START INPUT DATA

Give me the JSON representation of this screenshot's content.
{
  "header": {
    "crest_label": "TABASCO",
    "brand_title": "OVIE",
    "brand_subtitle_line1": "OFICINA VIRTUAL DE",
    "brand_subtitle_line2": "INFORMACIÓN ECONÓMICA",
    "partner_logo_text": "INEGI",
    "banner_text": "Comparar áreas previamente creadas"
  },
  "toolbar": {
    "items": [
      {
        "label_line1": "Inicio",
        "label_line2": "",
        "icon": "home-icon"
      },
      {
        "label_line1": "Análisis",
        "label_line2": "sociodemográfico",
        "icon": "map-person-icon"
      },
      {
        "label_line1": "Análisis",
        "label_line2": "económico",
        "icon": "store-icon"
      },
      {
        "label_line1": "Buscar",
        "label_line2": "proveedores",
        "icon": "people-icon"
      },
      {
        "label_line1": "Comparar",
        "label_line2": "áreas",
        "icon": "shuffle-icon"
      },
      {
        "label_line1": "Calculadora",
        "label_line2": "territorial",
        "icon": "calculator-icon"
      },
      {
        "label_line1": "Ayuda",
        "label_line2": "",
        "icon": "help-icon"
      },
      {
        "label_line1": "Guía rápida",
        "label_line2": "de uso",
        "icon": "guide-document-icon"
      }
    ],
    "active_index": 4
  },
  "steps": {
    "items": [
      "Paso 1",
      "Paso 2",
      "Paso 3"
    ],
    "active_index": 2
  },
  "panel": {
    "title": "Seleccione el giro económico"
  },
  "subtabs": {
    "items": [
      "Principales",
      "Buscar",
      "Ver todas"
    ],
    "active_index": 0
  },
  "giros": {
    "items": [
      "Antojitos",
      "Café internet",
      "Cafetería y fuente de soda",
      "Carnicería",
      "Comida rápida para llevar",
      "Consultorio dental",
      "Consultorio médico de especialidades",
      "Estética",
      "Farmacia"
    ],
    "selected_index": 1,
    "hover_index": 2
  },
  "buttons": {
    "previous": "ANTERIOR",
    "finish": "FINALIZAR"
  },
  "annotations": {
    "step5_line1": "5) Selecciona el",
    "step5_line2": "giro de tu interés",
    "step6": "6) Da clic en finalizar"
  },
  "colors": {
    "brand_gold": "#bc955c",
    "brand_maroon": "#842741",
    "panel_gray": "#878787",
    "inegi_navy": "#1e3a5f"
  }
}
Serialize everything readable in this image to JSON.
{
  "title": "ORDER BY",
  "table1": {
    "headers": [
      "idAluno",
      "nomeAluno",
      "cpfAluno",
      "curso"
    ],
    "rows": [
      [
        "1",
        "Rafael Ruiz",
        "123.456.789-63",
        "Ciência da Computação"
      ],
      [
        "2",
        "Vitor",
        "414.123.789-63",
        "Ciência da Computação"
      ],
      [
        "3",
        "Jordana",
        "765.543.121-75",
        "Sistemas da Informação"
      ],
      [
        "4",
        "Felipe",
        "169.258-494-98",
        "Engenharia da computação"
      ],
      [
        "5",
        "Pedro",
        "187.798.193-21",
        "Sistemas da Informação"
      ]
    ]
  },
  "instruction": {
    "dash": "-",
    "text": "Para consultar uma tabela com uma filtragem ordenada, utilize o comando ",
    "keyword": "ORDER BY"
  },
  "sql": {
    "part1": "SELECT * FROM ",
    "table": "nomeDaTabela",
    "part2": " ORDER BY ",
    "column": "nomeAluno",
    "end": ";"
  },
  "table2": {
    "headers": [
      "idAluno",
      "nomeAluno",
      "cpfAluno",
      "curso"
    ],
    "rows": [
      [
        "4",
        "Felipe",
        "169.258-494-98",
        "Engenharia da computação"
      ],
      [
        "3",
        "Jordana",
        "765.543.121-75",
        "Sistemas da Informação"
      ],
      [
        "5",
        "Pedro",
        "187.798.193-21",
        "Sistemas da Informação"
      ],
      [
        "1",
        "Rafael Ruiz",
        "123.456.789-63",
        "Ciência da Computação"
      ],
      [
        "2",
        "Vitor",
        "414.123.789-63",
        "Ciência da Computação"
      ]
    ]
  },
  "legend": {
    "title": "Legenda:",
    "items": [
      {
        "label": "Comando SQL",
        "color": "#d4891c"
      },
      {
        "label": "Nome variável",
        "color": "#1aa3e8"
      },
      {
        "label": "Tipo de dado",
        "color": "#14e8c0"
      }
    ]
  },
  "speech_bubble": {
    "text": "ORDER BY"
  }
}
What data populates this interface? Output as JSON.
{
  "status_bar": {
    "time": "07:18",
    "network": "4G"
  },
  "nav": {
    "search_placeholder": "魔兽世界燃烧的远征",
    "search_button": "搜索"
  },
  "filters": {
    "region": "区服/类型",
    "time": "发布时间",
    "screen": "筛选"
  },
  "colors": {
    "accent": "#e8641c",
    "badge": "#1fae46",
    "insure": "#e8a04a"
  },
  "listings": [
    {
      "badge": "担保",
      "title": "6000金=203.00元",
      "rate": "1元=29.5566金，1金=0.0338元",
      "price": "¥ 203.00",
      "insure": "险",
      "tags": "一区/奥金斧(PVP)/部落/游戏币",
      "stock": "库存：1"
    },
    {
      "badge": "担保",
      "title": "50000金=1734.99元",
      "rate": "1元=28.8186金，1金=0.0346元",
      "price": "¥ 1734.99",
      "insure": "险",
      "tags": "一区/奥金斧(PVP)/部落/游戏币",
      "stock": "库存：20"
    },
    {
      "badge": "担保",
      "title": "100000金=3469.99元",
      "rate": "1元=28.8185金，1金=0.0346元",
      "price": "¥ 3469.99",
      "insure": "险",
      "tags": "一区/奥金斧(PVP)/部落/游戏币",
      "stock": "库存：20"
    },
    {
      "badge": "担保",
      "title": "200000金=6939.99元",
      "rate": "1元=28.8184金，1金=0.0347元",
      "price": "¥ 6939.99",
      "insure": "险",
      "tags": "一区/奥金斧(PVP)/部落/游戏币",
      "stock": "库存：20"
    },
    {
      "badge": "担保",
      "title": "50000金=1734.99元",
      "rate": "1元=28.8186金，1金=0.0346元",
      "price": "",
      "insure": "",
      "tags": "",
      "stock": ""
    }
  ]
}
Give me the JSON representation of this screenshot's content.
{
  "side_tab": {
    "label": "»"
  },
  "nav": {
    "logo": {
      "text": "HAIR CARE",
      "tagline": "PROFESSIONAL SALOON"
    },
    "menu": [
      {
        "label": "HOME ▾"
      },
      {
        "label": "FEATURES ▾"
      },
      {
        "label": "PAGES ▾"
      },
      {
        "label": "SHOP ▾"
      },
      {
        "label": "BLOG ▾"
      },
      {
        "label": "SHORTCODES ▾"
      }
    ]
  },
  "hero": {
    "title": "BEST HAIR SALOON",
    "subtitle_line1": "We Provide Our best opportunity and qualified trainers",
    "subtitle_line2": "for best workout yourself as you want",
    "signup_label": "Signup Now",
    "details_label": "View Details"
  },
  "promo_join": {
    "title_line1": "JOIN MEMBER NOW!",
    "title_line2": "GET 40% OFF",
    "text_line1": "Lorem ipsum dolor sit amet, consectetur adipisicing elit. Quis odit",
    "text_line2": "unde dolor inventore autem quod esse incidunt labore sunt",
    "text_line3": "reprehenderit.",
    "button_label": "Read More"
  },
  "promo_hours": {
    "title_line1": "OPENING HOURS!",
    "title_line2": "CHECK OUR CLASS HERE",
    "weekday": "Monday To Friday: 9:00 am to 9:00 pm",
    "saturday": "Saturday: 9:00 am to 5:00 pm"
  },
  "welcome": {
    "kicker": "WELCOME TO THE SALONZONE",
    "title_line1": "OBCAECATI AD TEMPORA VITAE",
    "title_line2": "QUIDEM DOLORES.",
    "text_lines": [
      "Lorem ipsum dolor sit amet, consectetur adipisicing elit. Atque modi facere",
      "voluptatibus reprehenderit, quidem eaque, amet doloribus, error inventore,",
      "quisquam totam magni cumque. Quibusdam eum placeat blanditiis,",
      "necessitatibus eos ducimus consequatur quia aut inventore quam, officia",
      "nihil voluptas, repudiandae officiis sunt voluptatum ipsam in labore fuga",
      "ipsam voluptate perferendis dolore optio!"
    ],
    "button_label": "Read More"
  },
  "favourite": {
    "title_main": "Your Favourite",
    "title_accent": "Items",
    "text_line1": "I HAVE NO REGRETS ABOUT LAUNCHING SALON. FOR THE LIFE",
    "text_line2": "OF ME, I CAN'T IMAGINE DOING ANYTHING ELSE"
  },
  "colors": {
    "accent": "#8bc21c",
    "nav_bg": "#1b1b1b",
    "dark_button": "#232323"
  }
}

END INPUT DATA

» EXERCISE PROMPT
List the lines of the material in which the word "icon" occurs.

» SOLUTION TO THIS PROBLEM
        "icon": "home-icon"
        "icon": "map-person-icon"
        "icon": "store-icon"
        "icon": "people-icon"
        "icon": "shuffle-icon"
        "icon": "calculator-icon"
        "icon": "help-icon"
        "icon": "guide-document-icon"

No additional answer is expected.